Gerard Manley Hopkins
for medium voice and piano
Have, fair fallen, O fair, fair have fallen, so dear
To me, so arch-especial a spirit as heaves in Henry Purcell,
An age is now since passed, since parted; with the reversal
Of the outward sentence low lays him, listed to a heresy, here.
Not mood in him nor meaning, proud fire or sacred fear,
Or love or pity or all that sweet notes not his might nursle:
It is the forgèd feature finds me; it is the rehearsal
Of own, of abrupt self there so thrusts on, so throngs the ear.
Let him Oh! with his air of angels then lift me, lay me! only I’ll
Have an eye to the sakes of him, quaint moonmarks, to his pelted plumage
Wings: so some great stormfowl, whenever he has walked his while
The thunder-purple seabeach plumèd purple-of-thunder,
If a wuthering of his palmy snow-pinions scatter a colossal smile
Off him, but meaning motion fans fresh our wits with wonder.
5 pages, circa 5' 00"
This tribute to the composer by a poet of another age is filled with
strange imagery, part dirge and part joyous paean. Of this alexandrine
written in Oxford, April 1879, Hopkins wrote, "The poet wishes well to
the divine genius of Purcell and praises him that, whereas other
musicians have given utterance to the moods of man’s mind, he has,

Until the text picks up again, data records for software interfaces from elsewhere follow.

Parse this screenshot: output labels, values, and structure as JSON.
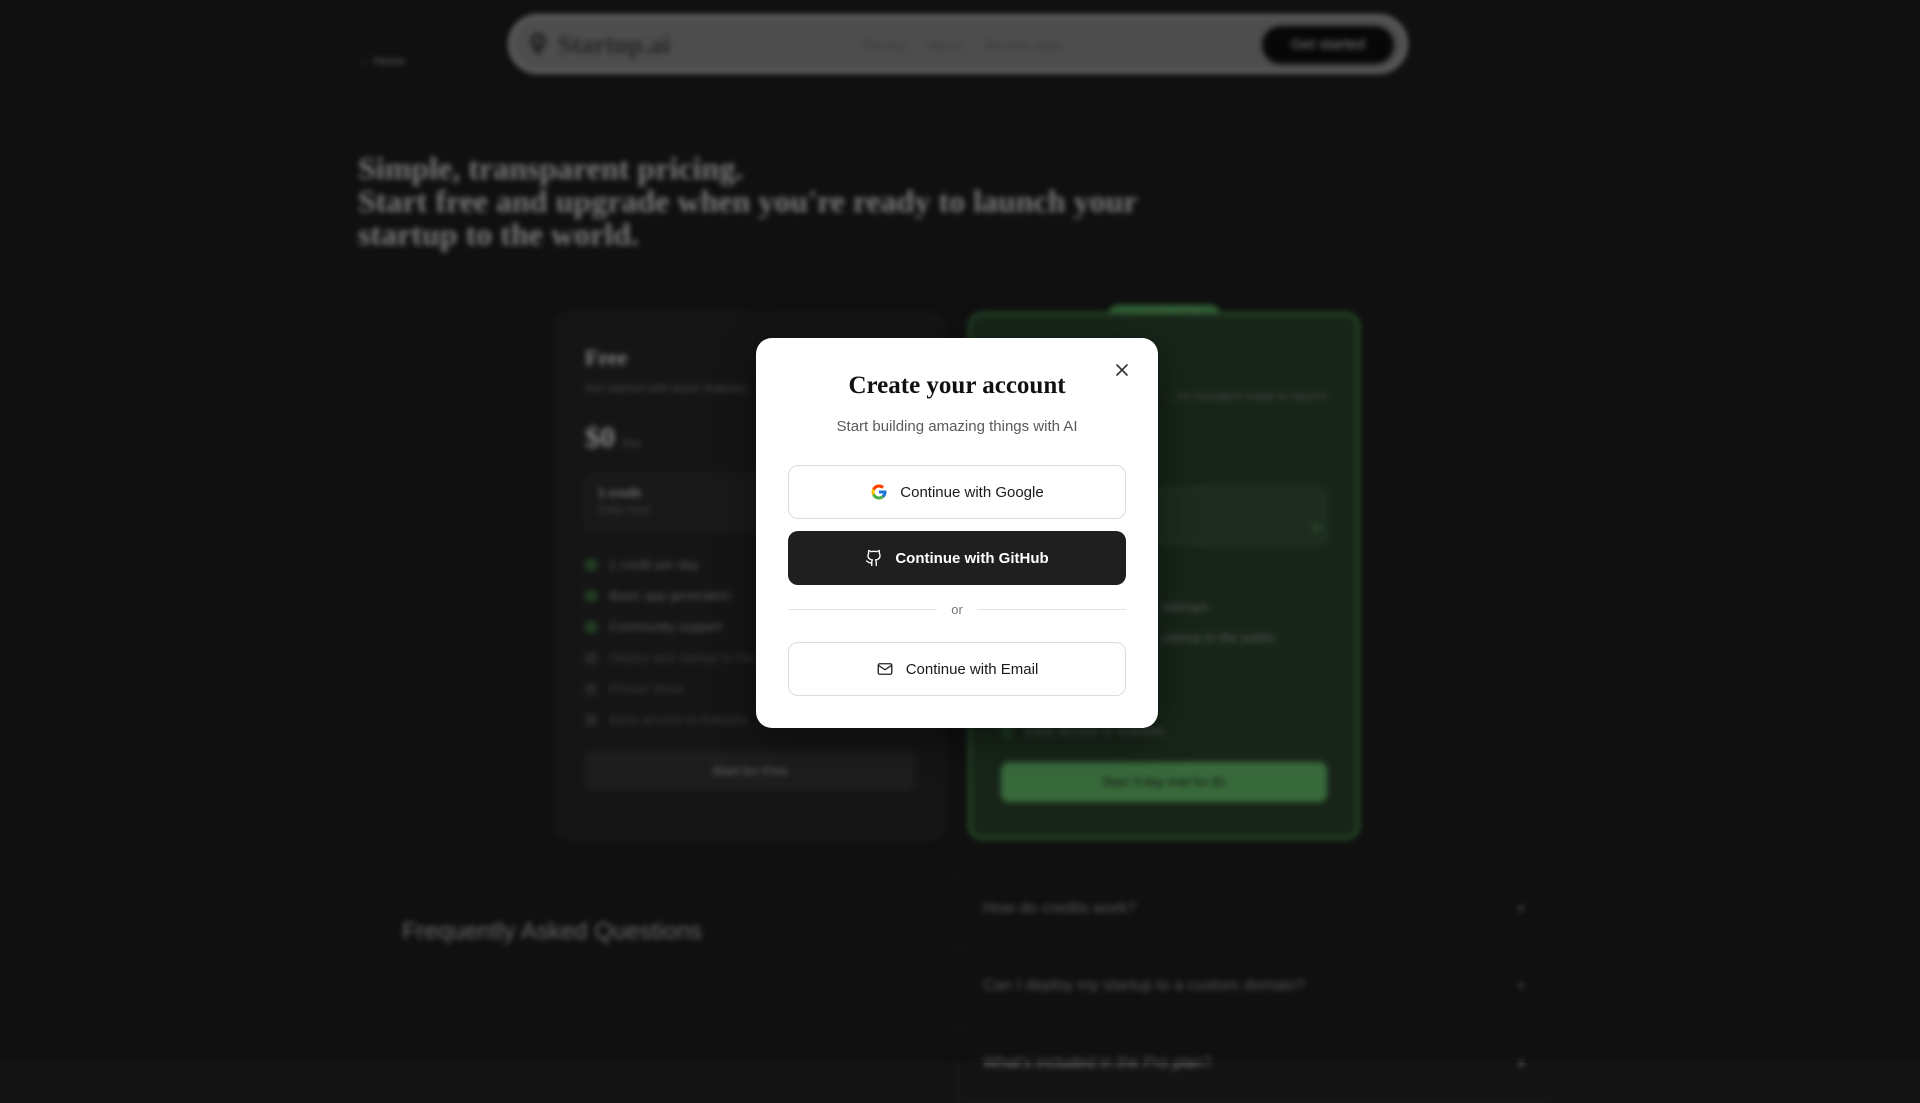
{
  "nav": {
    "brand": "Startup.ai",
    "links": [
      "Pricing",
      "About",
      "Browse ideas"
    ],
    "cta": "Get started"
  },
  "back_link": "← Home",
  "hero": {
    "line1": "Simple, transparent pricing.",
    "line2": "Start free and upgrade when you're ready to launch your",
    "line3": "startup to the world."
  },
  "plans": {
    "free": {
      "name": "Free",
      "description": "Get started with basic features",
      "price": "$0",
      "period": "/mo",
      "credits_title": "1 credit",
      "credits_sub": "Daily reset",
      "features": [
        {
          "text": "1 credit per day",
          "included": true
        },
        {
          "text": "Basic app generation",
          "included": true
        },
        {
          "text": "Community support",
          "included": true
        },
        {
          "text": "Deploy and startup to the public",
          "included": false
        },
        {
          "text": "Private ideas",
          "included": false
        },
        {
          "text": "Early access to features",
          "included": false
        }
      ],
      "button": "Start for Free"
    },
    "pro": {
      "badge": "MOST POPULAR",
      "description": "...for founders ready to launch",
      "features": [
        {
          "text": "...startups",
          "included": true
        },
        {
          "text": "...startup to the public",
          "included": true
        },
        {
          "text": "Early access to features",
          "included": true
        }
      ],
      "button": "Start 3-day trial for $1"
    }
  },
  "faq": {
    "title": "Frequently Asked Questions",
    "items": [
      "How do credits work?",
      "Can I deploy my startup to a custom domain?",
      "What's included in the Pro plan?"
    ]
  },
  "modal": {
    "title": "Create your account",
    "subtitle": "Start building amazing things with AI",
    "google_label": "Continue with Google",
    "github_label": "Continue with GitHub",
    "divider_text": "or",
    "email_label": "Continue with Email",
    "close_icon": "close-icon"
  },
  "colors": {
    "page_bg": "#141414",
    "accent_green": "#57a85c",
    "modal_bg": "#ffffff",
    "github_button_bg": "#1f1f1f"
  }
}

beyond that, uttered in notes the very make and species of man as
created both in him and in all men generally." Of some of the imagery,
Hopkins wrote, "The thought is that as the seabird opening his wings
with a whiff of wind in your face means the whirr of the motion, but
also unaware gives you a whiff of knowledge about his plumage, the
marking of which stamps his species, that he does not mean, so Purcell,
seemingly intent only on the thought or feeling he is to express or call
out, incidentally lets you remark the individualising marks of his own
For other settings of Hopkins' texts, click
The first section is a simple pendulum between chords, spaced across the
keyboard over which the lines are declared as elegy. The first,
four-line strophes are similar in accompaniment while the vocal line
A next section for the three-line stanzas rests on a quotation from
Purcell, the so-called "Bell Anthem," for the introduction which
precedes his verse anthem, "Rejoice in the Lord always," Z. 49, c.
1682–85. Several phrases of the text repeat, to stress "his air of
angels" and the enthusiasm of "so throngs the ear."
The score for
Henry Purcell is available as a free PDF download, though any major
commercial performance or recording of the work is prohibited without prior
arrangement with the composer. Click on the graphic below for this